Directions: Word for word, and without a single picture, repeat the entries.

Material for this task START

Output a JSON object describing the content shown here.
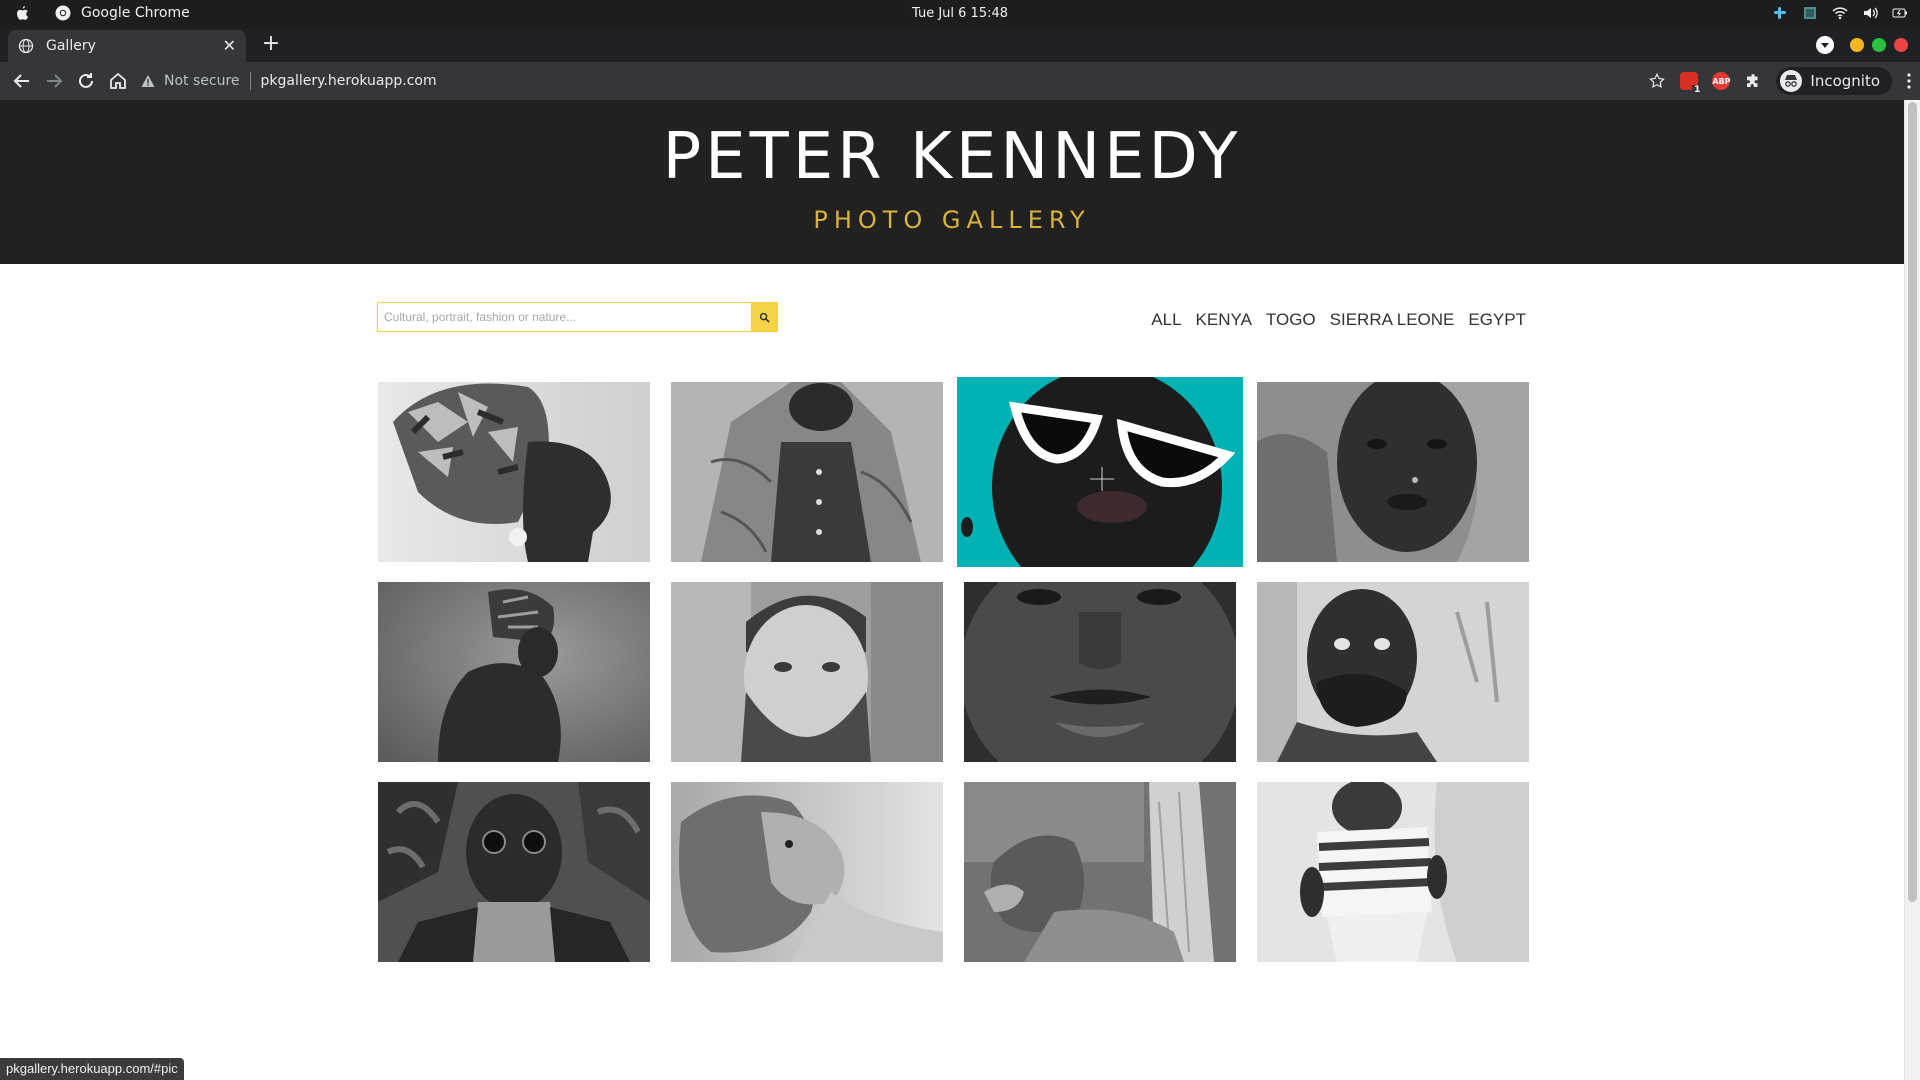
{
  "os": {
    "app_name": "Google Chrome",
    "clock": "Tue Jul 6  15:48"
  },
  "browser": {
    "tab_title": "Gallery",
    "security_label": "Not secure",
    "url": "pkgallery.herokuapp.com",
    "profile_label": "Incognito",
    "status_url": "pkgallery.herokuapp.com/#pic",
    "ext_badge": "1",
    "abp_label": "ABP"
  },
  "site": {
    "title": "PETER KENNEDY",
    "subtitle": "PHOTO GALLERY",
    "search_placeholder": "Cultural, portrait, fashion or nature...",
    "filters": [
      "ALL",
      "KENYA",
      "TOGO",
      "SIERRA LEONE",
      "EGYPT"
    ]
  },
  "colors": {
    "header_bg": "#212121",
    "title": "#ffffff",
    "subtitle": "#d8b23c",
    "search_border": "#f2d24a",
    "search_button": "#f5d547",
    "hover_photo_bg": "#00b2b4"
  },
  "gallery": [
    {
      "subject": "portrait woman headwrap profile",
      "tone": "bw",
      "icon": "photo-woman-headwrap"
    },
    {
      "subject": "fashion man patterned shirt",
      "tone": "bw",
      "icon": "photo-fashion-shirt"
    },
    {
      "subject": "man white cat-eye sunglasses",
      "tone": "color-teal",
      "hover": true,
      "icon": "photo-sunglasses"
    },
    {
      "subject": "woman hood portrait",
      "tone": "bw",
      "icon": "photo-woman-hood"
    },
    {
      "subject": "woman headwrap bare back",
      "tone": "bw",
      "icon": "photo-woman-back"
    },
    {
      "subject": "bearded man portrait",
      "tone": "bw",
      "icon": "photo-bearded-man"
    },
    {
      "subject": "man face close-up wet",
      "tone": "bw",
      "icon": "photo-face-closeup"
    },
    {
      "subject": "child covering mouth",
      "tone": "bw",
      "icon": "photo-child"
    },
    {
      "subject": "man sunglasses turtleneck",
      "tone": "bw",
      "icon": "photo-man-turtleneck"
    },
    {
      "subject": "lion lying",
      "tone": "bw",
      "icon": "photo-lion"
    },
    {
      "subject": "lion by tree",
      "tone": "bw",
      "icon": "photo-lion-tree"
    },
    {
      "subject": "baby striped shirt",
      "tone": "bw",
      "icon": "photo-baby"
    }
  ]
}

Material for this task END

Answer space:
Output a JSON object describing the content shown here.
{
  "os": {
    "app_name": "Google Chrome",
    "clock": "Tue Jul 6  15:48"
  },
  "browser": {
    "tab_title": "Gallery",
    "security_label": "Not secure",
    "url": "pkgallery.herokuapp.com",
    "profile_label": "Incognito",
    "status_url": "pkgallery.herokuapp.com/#pic",
    "ext_badge": "1",
    "abp_label": "ABP"
  },
  "site": {
    "title": "PETER KENNEDY",
    "subtitle": "PHOTO GALLERY",
    "search_placeholder": "Cultural, portrait, fashion or nature...",
    "filters": [
      "ALL",
      "KENYA",
      "TOGO",
      "SIERRA LEONE",
      "EGYPT"
    ]
  },
  "colors": {
    "header_bg": "#212121",
    "title": "#ffffff",
    "subtitle": "#d8b23c",
    "search_border": "#f2d24a",
    "search_button": "#f5d547",
    "hover_photo_bg": "#00b2b4"
  },
  "gallery": [
    {
      "subject": "portrait woman headwrap profile",
      "tone": "bw",
      "icon": "photo-woman-headwrap"
    },
    {
      "subject": "fashion man patterned shirt",
      "tone": "bw",
      "icon": "photo-fashion-shirt"
    },
    {
      "subject": "man white cat-eye sunglasses",
      "tone": "color-teal",
      "hover": true,
      "icon": "photo-sunglasses"
    },
    {
      "subject": "woman hood portrait",
      "tone": "bw",
      "icon": "photo-woman-hood"
    },
    {
      "subject": "woman headwrap bare back",
      "tone": "bw",
      "icon": "photo-woman-back"
    },
    {
      "subject": "bearded man portrait",
      "tone": "bw",
      "icon": "photo-bearded-man"
    },
    {
      "subject": "man face close-up wet",
      "tone": "bw",
      "icon": "photo-face-closeup"
    },
    {
      "subject": "child covering mouth",
      "tone": "bw",
      "icon": "photo-child"
    },
    {
      "subject": "man sunglasses turtleneck",
      "tone": "bw",
      "icon": "photo-man-turtleneck"
    },
    {
      "subject": "lion lying",
      "tone": "bw",
      "icon": "photo-lion"
    },
    {
      "subject": "lion by tree",
      "tone": "bw",
      "icon": "photo-lion-tree"
    },
    {
      "subject": "baby striped shirt",
      "tone": "bw",
      "icon": "photo-baby"
    }
  ]
}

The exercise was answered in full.